Academic, budget concerns topics at MISD board meeting
By RICHARD MARK GLOVER
MARFA – Marfa ISD’s principals said their campuses likely wouldn’t meet the federal Adequate Yearly Progress (AYP) standards for a second year.
“Our scores are not good and we’re going to be in trouble again,” junior/senior Principal Cynthia Wimberly told trustees Monday evening.
At the elementary level in grades 3 – 8, Principal Liana Sawyer told the board that the latest results on reading was 66.41 percent compared to the federal mandate of 83 percent as required by the “No Child Left Behind” grid work instituted by the George W. Bush Administration. Reading for the same group was 81.4 percent, compared to the 87 percent required by the federal standard.

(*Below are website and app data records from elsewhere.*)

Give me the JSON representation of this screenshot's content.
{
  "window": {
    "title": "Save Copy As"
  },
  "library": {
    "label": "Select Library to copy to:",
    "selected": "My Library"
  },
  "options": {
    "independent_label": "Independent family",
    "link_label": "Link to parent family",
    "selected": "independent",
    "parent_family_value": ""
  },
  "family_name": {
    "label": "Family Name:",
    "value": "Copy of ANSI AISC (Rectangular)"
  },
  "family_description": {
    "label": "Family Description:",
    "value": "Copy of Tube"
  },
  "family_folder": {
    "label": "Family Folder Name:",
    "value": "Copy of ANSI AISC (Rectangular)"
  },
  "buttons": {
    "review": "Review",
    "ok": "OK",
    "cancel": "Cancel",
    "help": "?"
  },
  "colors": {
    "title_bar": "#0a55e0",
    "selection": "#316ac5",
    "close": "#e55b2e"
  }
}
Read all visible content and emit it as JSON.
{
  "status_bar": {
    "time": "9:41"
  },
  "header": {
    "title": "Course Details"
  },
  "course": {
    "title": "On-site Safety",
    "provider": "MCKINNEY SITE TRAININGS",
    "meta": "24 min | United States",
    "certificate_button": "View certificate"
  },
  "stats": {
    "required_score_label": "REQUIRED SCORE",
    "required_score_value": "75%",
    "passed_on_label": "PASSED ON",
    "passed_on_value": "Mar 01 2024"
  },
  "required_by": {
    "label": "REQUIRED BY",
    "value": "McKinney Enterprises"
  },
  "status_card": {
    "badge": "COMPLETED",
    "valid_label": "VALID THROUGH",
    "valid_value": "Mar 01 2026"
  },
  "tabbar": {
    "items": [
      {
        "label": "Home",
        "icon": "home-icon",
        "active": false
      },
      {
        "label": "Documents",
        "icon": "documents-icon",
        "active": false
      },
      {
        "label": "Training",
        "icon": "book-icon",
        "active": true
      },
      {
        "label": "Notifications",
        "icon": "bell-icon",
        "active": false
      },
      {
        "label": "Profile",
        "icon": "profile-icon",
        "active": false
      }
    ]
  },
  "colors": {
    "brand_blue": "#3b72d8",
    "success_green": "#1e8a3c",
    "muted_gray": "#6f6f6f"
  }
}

“Our projection is we’re going to miss AYP,” said Sawyer.
“Just because the federal government says we’re not meeting AYP, doesn’t mean good things don’t happen at MISD everyday,” said Robert Halpern, president of the MISD Board of Trustees, adding that he believed test scores do need to improve. “And it’s unfortunate that Texas Gov. Rick Perry doesn’t give Texas public schools the chance to set our own benchmarks” as the Obama administration is allowing. “This one size fits all approach to national education standards is absurd.”
The Obama administration has allowed 26 states to apply for waivers to the AYP standards. Texas hasn’t applied for the waiver. The caveat is that states must submit plans to raise education standards.
Marfa ISD has been deemed by the Texas Education Agency as academically acceptable but its two campuses are academically unacceptable for 2011-2013.
Marfa isn’t alone. In Dallas, 33 schools are now academically unacceptable. In Fort Worth, five of 13 regular high schools are AU. In Premont, Texas a small town about 75 miles southwest of Corpus Christi, the Texas Education Agency (TEA) has revoked the district’s accreditation after years of AU ratings. Unless the warrant is appealed, Premont students will be bused to another district for the 2012-2013 school year.
In further MISD news, Victoria Sanchez, MISD’s chief financial officer, held a brief school budget workshop for the board members. Topics included financial solvency, how average daily attendance affects government funding, property tax values and an overview of the state school budget.
“Many school districts are adopting deficit budgets across Texas,” Sanchez said in regards to MISD’s own deficit spending.
In regard to property values, Sanchez commented that “the state felt that our values do not meet market values.” This might suggest that Presidio County properties might be undervalued in terms of taxation.
The board also voted unanimously to pay $10,000 to Calloway Carpets. The company installed carpet for the school in 2009. The bill, according to MISD Superintendent Teloa Swinnea, did not appear for payment until March of this year and Calloway Carpet president Bill Herring, agreed to reduce the invoice from $14,500 to $10,000 for immediate payment. The work was part of the 2007 gymnasium bond issue.
Story filed under: Top Stories